Exercise and Blood Pressure in Children: A Meta-Analysis
|Cardiovascular Diseases Heart Diseases Hypertension|
|Study Design:||Time Perspective: Retrospective|
|Study Start Date:||June 1998|
|Study Completion Date:||July 2004|
Approximately 50 million Americans suffer from hypertension, a condition associated with increased risk for stroke, heart attack, and kidney failure. While non-pharmacological intervention has resulted in dramatic reductions in resting systolic and diastolic blood pressure for those with elevated pressures, a debate continues over the efficacy of pharmacological intervention because of deleterious side effects. As a result, there has been an increased interest in aerobic exercise as a non-pharmacologic approach in treating hypertension. Recent reviews of literature have synthesized research using the 'traditional' approach (chronologically arranging and describing the studies, perhaps by sub-topic) which may result in subjective, non-replicable conclusions. Consequently, the relationships among such variables as subject characteristics, experimental design quality, training program characteristics, and how they contribute to changes in resting systolic and diastolic blood pressure is not clear.
The meta-analytic approach is used in the study to synthesize research on the relationships among variables associated with aerobic exercise intervention and resting systolic and diastolic blood pressure in adults. Meta-analysis is a method of pooling the results of separate studies. It is a quantitative approach for increasing statistical power of primary end points and subgroups, resolving uncertainty when studies disagree, improving estimates of effect sizes, and answering questions not posed at the start of individual trials.
In the first two years of the study, a meta-analysis was conducted of all studies published since 1966 on aerobic exercise and blood pressure. The study was renewed in FY 2000 to conduct meta-analysis of all studies of exercise training in children and youth under age 21 years in which resting BP was measured.

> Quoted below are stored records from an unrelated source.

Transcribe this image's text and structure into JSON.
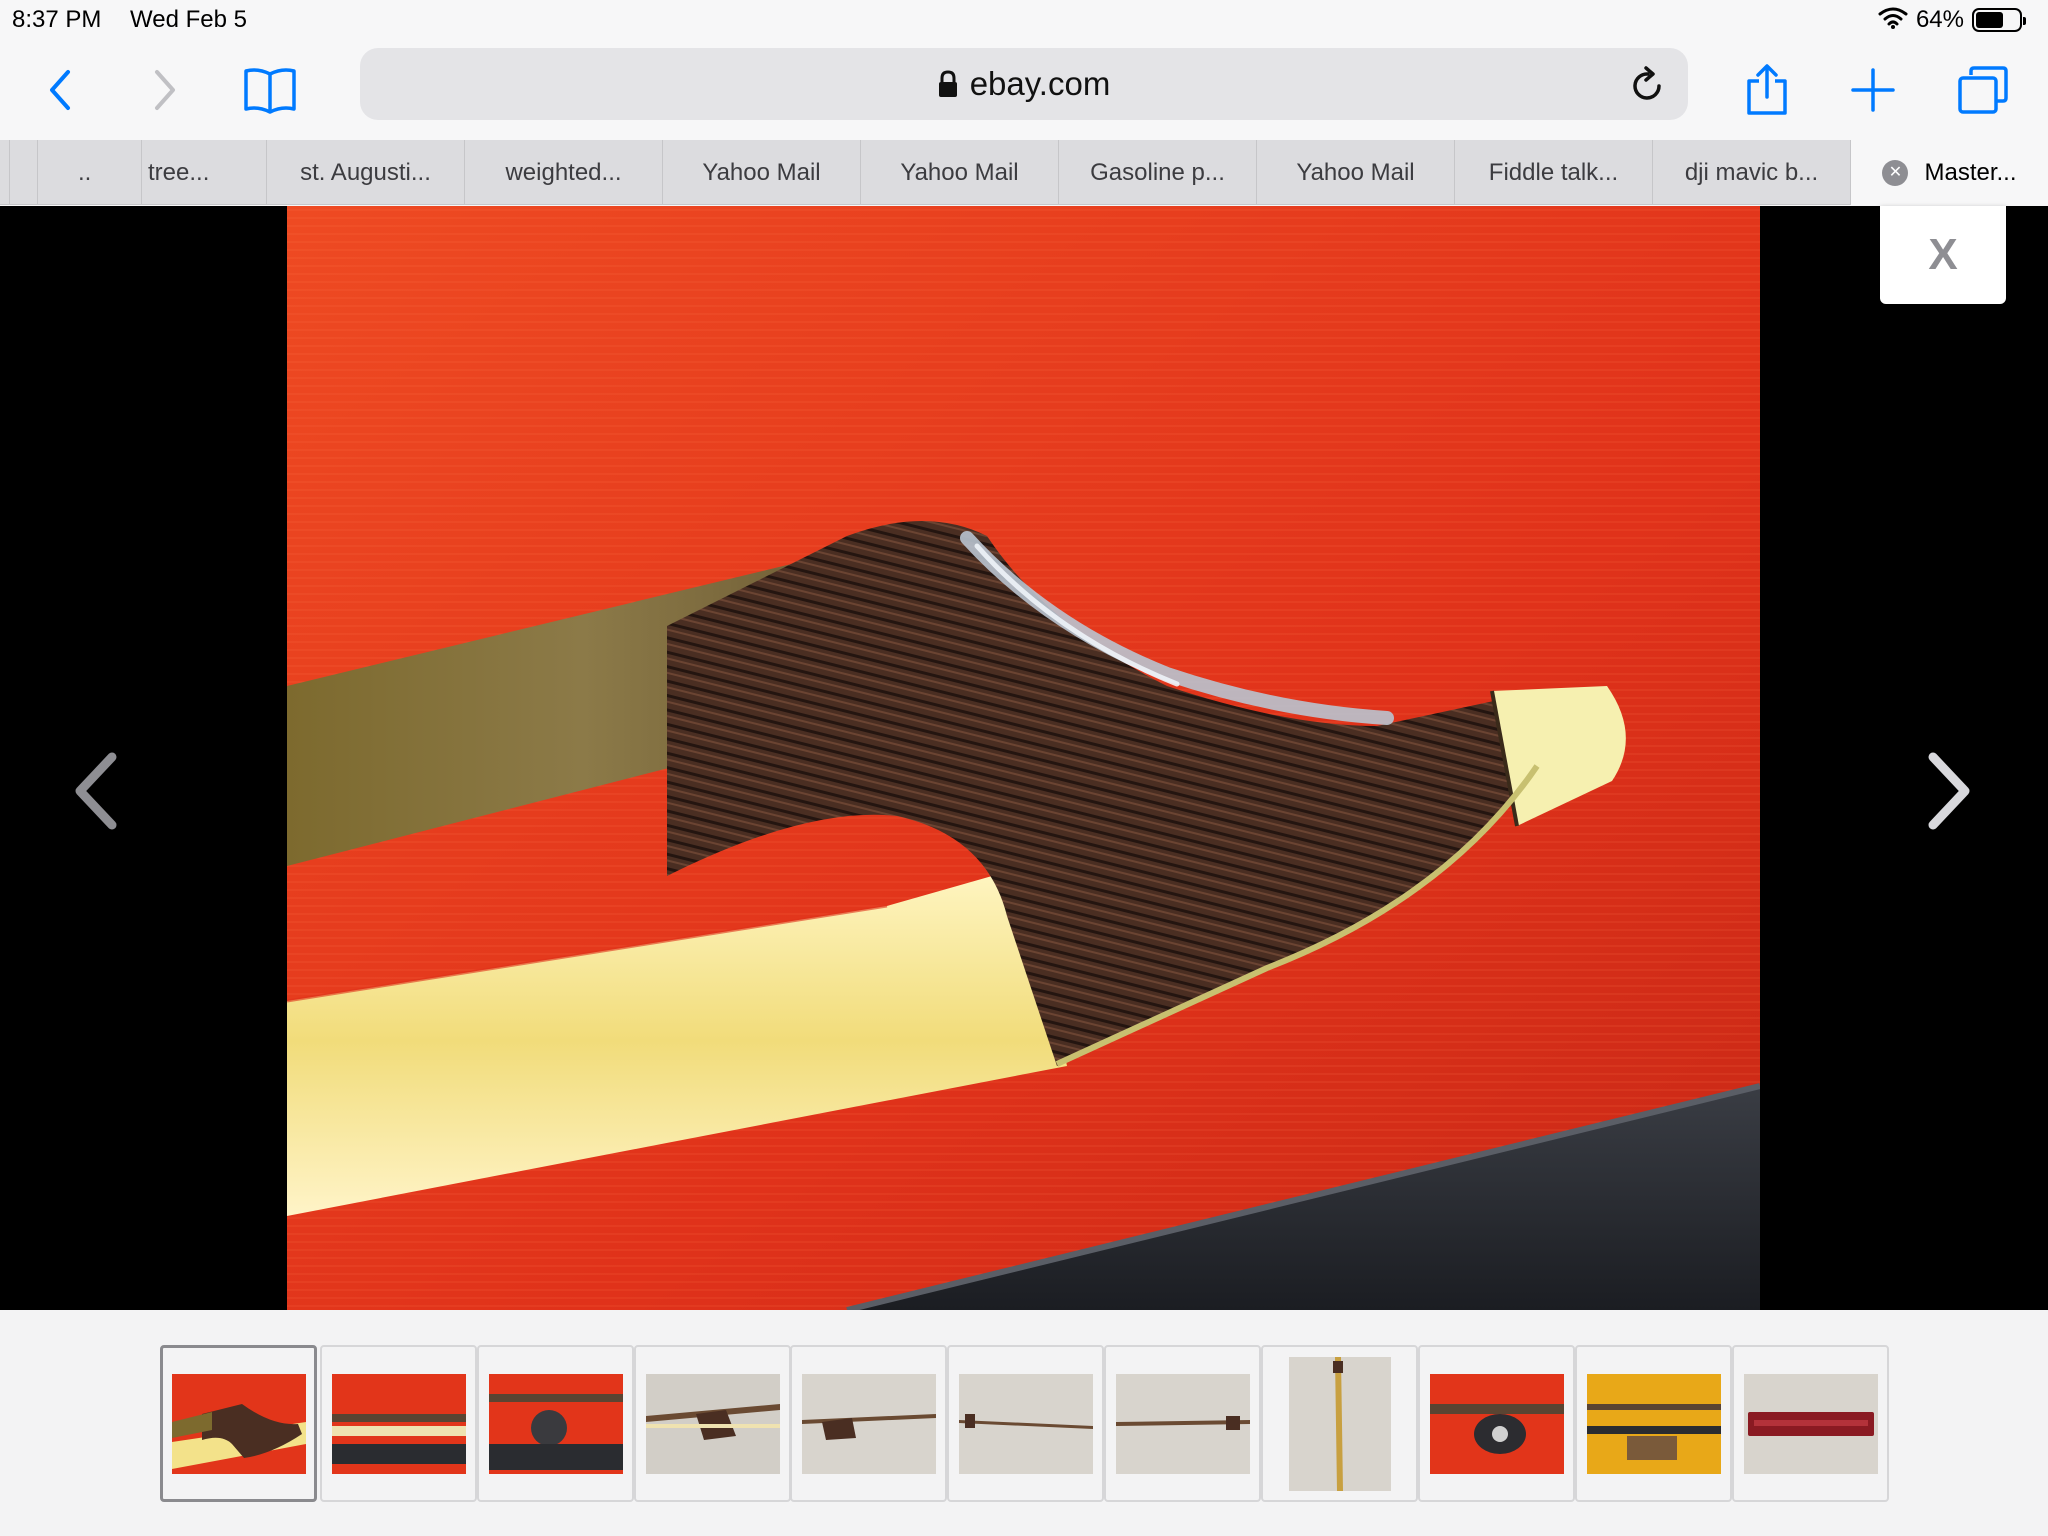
{
  "status_bar": {
    "time": "8:37 PM",
    "date": "Wed Feb 5",
    "battery_percent": "64%",
    "battery_level": 0.64
  },
  "browser": {
    "url": "ebay.com",
    "tabs": [
      {
        "label": ".."
      },
      {
        "label": "tree..."
      },
      {
        "label": "st. Augusti..."
      },
      {
        "label": "weighted..."
      },
      {
        "label": "Yahoo Mail"
      },
      {
        "label": "Yahoo Mail"
      },
      {
        "label": "Gasoline p..."
      },
      {
        "label": "Yahoo Mail"
      },
      {
        "label": "Fiddle talk..."
      },
      {
        "label": "dji mavic b..."
      },
      {
        "label": "Master...",
        "active": true
      }
    ]
  },
  "viewer": {
    "close_label": "X",
    "photo_subject": "violin bow frog on red cloth",
    "thumbnail_count": 11,
    "selected_thumbnail": 1
  },
  "icons": {
    "back": "chevron-left-icon",
    "forward": "chevron-right-icon",
    "bookmarks": "book-icon",
    "lock": "lock-icon",
    "reload": "reload-icon",
    "share": "share-icon",
    "new_tab": "plus-icon",
    "tabs": "tabs-icon",
    "wifi": "wifi-icon"
  },
  "colors": {
    "accent": "#007aff",
    "photo_bg": "#e63a1a"
  }
}
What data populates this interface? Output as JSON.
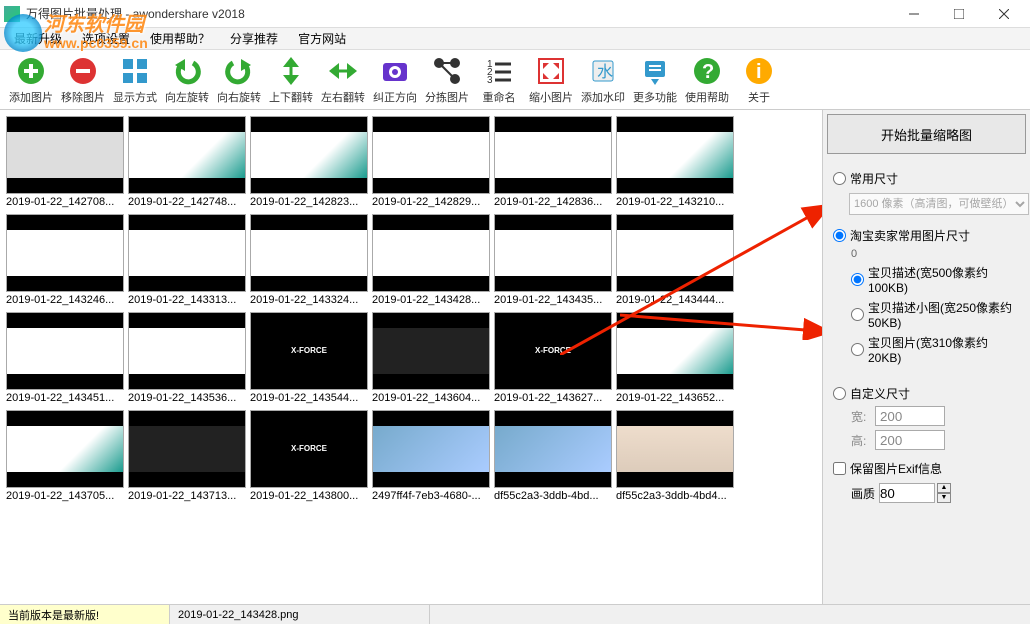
{
  "window": {
    "title": "万得图片批量处理 - awondershare v2018"
  },
  "menu": [
    "最新升级",
    "选项设置",
    "使用帮助？",
    "分享推荐",
    "官方网站"
  ],
  "toolbar": [
    {
      "label": "添加图片",
      "icon": "add",
      "color": "#3a3"
    },
    {
      "label": "移除图片",
      "icon": "remove",
      "color": "#d33"
    },
    {
      "label": "显示方式",
      "icon": "grid",
      "color": "#39c"
    },
    {
      "label": "向左旋转",
      "icon": "rotleft",
      "color": "#3a3"
    },
    {
      "label": "向右旋转",
      "icon": "rotright",
      "color": "#3a3"
    },
    {
      "label": "上下翻转",
      "icon": "flipv",
      "color": "#3a3"
    },
    {
      "label": "左右翻转",
      "icon": "fliph",
      "color": "#3a3"
    },
    {
      "label": "纠正方向",
      "icon": "camera",
      "color": "#63c"
    },
    {
      "label": "分拣图片",
      "icon": "sort",
      "color": "#333"
    },
    {
      "label": "重命名",
      "icon": "list",
      "color": "#333"
    },
    {
      "label": "缩小图片",
      "icon": "shrink",
      "color": "#d33"
    },
    {
      "label": "添加水印",
      "icon": "water",
      "color": "#39c"
    },
    {
      "label": "更多功能",
      "icon": "more",
      "color": "#39c"
    },
    {
      "label": "使用帮助",
      "icon": "help",
      "color": "#3a3"
    },
    {
      "label": "关于",
      "icon": "about",
      "color": "#fa0"
    }
  ],
  "sidepanel": {
    "start_button": "开始批量缩略图",
    "common_size": "常用尺寸",
    "common_select": "1600 像素（高清图，可做壁纸）",
    "taobao_group": "淘宝卖家常用图片尺寸",
    "taobao_count": "0",
    "taobao_opts": [
      "宝贝描述(宽500像素约100KB)",
      "宝贝描述小图(宽250像素约50KB)",
      "宝贝图片(宽310像素约20KB)"
    ],
    "custom_size": "自定义尺寸",
    "width_label": "宽:",
    "width_value": "200",
    "height_label": "高:",
    "height_value": "200",
    "keep_exif": "保留图片Exif信息",
    "quality_label": "画质",
    "quality_value": "80"
  },
  "thumbnails": [
    {
      "name": "2019-01-22_142708...",
      "style": "gray"
    },
    {
      "name": "2019-01-22_142748...",
      "style": "teal"
    },
    {
      "name": "2019-01-22_142823...",
      "style": "teal"
    },
    {
      "name": "2019-01-22_142829...",
      "style": "white"
    },
    {
      "name": "2019-01-22_142836...",
      "style": "white"
    },
    {
      "name": "2019-01-22_143210...",
      "style": "teal"
    },
    {
      "name": "2019-01-22_143246...",
      "style": "white"
    },
    {
      "name": "2019-01-22_143313...",
      "style": "white"
    },
    {
      "name": "2019-01-22_143324...",
      "style": "white"
    },
    {
      "name": "2019-01-22_143428...",
      "style": "white"
    },
    {
      "name": "2019-01-22_143435...",
      "style": "white"
    },
    {
      "name": "2019-01-22_143444...",
      "style": "white"
    },
    {
      "name": "2019-01-22_143451...",
      "style": "white"
    },
    {
      "name": "2019-01-22_143536...",
      "style": "white"
    },
    {
      "name": "2019-01-22_143544...",
      "style": "xforce"
    },
    {
      "name": "2019-01-22_143604...",
      "style": "dark"
    },
    {
      "name": "2019-01-22_143627...",
      "style": "xforce"
    },
    {
      "name": "2019-01-22_143652...",
      "style": "teal"
    },
    {
      "name": "2019-01-22_143705...",
      "style": "teal"
    },
    {
      "name": "2019-01-22_143713...",
      "style": "dark"
    },
    {
      "name": "2019-01-22_143800...",
      "style": "xforce"
    },
    {
      "name": "2497ff4f-7eb3-4680-...",
      "style": "blue"
    },
    {
      "name": "df55c2a3-3ddb-4bd...",
      "style": "blue"
    },
    {
      "name": "df55c2a3-3ddb-4bd4...",
      "style": "photo"
    }
  ],
  "status": {
    "version": "当前版本是最新版!",
    "current_file": "2019-01-22_143428.png"
  },
  "watermark": {
    "text": "河东软件园",
    "url": "www.pc0359.cn"
  }
}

This will include both randomized and non-randomized clinical trials of at least eight weeks duration found in English journals and theses between 1966 and 1999. Standard meta-analysis techniques will be applied.
The study completion date listed in this record was obtained from the "End Date" entered in the Protocol Registration and Results System (PRS) record.
Please refer to this study by its ClinicalTrials.gov identifier: NCT00005521
|OverallOfficial:||George Kelley||Massachusetts General Hospital|